TASK DIRECTIONS: Search the data below for the word "title" and copy each line that holds it.

*** DATA ***

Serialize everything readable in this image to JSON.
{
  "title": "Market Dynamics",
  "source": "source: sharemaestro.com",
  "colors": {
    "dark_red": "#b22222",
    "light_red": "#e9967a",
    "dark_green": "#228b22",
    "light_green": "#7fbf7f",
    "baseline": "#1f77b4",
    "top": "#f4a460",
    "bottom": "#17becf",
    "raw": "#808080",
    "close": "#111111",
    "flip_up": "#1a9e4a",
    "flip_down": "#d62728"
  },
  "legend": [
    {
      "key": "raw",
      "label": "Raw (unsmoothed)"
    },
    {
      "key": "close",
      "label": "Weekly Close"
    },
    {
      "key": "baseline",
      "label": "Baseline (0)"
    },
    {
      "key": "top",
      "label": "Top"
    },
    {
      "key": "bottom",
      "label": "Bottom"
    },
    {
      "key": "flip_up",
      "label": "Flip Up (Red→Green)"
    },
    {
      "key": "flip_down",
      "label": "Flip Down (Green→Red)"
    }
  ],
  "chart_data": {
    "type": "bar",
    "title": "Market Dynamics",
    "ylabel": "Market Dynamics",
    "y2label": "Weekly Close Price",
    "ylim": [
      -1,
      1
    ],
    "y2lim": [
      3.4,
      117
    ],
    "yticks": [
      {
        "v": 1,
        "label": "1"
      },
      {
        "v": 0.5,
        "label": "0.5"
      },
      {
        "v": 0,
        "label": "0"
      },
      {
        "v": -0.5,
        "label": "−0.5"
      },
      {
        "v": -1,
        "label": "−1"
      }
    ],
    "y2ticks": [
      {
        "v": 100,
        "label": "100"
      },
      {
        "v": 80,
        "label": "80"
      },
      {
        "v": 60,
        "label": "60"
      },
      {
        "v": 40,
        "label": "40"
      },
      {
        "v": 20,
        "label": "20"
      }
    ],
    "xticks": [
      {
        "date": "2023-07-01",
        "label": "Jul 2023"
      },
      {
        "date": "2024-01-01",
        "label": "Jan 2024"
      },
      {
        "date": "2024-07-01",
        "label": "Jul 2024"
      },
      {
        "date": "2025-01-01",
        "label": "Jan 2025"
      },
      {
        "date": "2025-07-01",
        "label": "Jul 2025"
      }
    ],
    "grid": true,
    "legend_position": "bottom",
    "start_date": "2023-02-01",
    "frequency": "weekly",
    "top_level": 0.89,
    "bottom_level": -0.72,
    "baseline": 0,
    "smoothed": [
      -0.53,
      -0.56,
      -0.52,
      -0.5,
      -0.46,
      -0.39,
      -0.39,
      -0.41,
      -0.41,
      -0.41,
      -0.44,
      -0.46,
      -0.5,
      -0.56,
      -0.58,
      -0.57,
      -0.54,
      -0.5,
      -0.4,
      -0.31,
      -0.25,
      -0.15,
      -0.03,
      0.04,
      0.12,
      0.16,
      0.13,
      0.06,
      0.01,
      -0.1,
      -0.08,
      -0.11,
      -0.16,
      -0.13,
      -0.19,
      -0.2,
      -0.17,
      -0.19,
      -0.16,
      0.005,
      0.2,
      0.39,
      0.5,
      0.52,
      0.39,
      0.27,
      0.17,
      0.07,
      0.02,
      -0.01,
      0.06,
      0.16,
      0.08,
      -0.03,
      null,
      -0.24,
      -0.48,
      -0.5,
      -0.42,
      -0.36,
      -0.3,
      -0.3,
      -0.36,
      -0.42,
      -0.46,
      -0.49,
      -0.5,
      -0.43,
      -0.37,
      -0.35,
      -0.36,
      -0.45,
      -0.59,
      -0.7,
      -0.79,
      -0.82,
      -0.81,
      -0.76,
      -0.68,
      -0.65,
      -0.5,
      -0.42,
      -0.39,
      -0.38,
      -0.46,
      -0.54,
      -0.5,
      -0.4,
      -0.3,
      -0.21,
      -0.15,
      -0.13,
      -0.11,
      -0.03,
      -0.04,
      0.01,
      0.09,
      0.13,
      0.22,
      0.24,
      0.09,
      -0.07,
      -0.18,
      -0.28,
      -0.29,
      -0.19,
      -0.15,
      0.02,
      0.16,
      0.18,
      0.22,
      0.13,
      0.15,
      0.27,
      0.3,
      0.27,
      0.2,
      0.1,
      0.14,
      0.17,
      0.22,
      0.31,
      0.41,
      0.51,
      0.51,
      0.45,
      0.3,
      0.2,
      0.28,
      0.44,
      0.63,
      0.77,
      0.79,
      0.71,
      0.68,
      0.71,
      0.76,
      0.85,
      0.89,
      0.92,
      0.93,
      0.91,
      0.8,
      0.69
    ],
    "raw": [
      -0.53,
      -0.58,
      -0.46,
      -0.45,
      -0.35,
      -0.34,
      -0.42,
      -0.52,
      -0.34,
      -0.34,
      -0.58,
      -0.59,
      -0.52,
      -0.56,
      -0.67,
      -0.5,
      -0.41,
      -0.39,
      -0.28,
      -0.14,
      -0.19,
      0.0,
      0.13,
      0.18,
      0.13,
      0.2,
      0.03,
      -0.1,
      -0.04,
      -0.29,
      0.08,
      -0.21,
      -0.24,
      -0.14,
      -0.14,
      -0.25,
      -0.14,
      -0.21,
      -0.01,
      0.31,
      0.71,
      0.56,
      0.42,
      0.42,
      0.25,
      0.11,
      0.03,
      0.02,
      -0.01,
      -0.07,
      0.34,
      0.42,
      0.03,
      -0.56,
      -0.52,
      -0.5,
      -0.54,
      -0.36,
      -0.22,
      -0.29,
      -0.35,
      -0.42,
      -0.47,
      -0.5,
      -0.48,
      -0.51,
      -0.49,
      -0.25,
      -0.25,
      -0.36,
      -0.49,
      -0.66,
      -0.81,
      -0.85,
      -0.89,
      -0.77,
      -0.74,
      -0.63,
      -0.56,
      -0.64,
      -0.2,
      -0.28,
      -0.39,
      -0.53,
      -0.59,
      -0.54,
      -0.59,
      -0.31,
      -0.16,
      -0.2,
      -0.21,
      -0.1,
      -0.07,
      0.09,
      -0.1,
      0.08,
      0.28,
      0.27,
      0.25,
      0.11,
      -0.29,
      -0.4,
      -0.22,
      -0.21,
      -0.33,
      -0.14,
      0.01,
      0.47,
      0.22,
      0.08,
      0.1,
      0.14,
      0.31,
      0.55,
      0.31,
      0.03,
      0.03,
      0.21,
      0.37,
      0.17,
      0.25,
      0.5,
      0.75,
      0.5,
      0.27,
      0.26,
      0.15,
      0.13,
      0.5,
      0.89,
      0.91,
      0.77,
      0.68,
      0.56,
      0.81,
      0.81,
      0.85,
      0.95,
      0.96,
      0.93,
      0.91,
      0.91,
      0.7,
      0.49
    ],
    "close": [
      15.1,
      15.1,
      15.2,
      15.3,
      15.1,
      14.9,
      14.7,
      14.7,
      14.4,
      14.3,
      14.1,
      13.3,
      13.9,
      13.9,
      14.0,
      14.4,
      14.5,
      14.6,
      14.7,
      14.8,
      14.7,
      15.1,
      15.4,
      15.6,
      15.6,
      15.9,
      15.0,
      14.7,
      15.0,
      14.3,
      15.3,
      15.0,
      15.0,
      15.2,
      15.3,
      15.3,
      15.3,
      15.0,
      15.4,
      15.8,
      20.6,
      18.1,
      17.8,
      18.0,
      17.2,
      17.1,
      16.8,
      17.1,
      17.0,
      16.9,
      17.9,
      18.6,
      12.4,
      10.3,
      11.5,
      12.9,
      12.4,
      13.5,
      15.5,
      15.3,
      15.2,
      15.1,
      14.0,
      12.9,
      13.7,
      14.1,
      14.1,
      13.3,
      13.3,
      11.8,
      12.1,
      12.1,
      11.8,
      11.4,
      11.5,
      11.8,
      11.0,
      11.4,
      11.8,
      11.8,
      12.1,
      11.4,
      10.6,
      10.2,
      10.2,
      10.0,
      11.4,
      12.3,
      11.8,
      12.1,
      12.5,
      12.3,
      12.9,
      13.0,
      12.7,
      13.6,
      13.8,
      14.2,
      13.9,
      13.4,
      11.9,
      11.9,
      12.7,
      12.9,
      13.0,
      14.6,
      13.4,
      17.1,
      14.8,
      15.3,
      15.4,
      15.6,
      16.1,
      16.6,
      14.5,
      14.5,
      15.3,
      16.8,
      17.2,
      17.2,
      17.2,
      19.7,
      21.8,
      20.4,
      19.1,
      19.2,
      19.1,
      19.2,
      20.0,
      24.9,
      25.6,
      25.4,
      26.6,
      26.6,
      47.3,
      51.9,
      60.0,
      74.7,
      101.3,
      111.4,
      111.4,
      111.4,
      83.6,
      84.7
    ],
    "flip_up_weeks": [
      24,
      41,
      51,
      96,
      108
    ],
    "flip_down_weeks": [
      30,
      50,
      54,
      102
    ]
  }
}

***

RESPONSE TO THIS EXERCISE:
  "title": "Market Dynamics",
    "title": "Market Dynamics",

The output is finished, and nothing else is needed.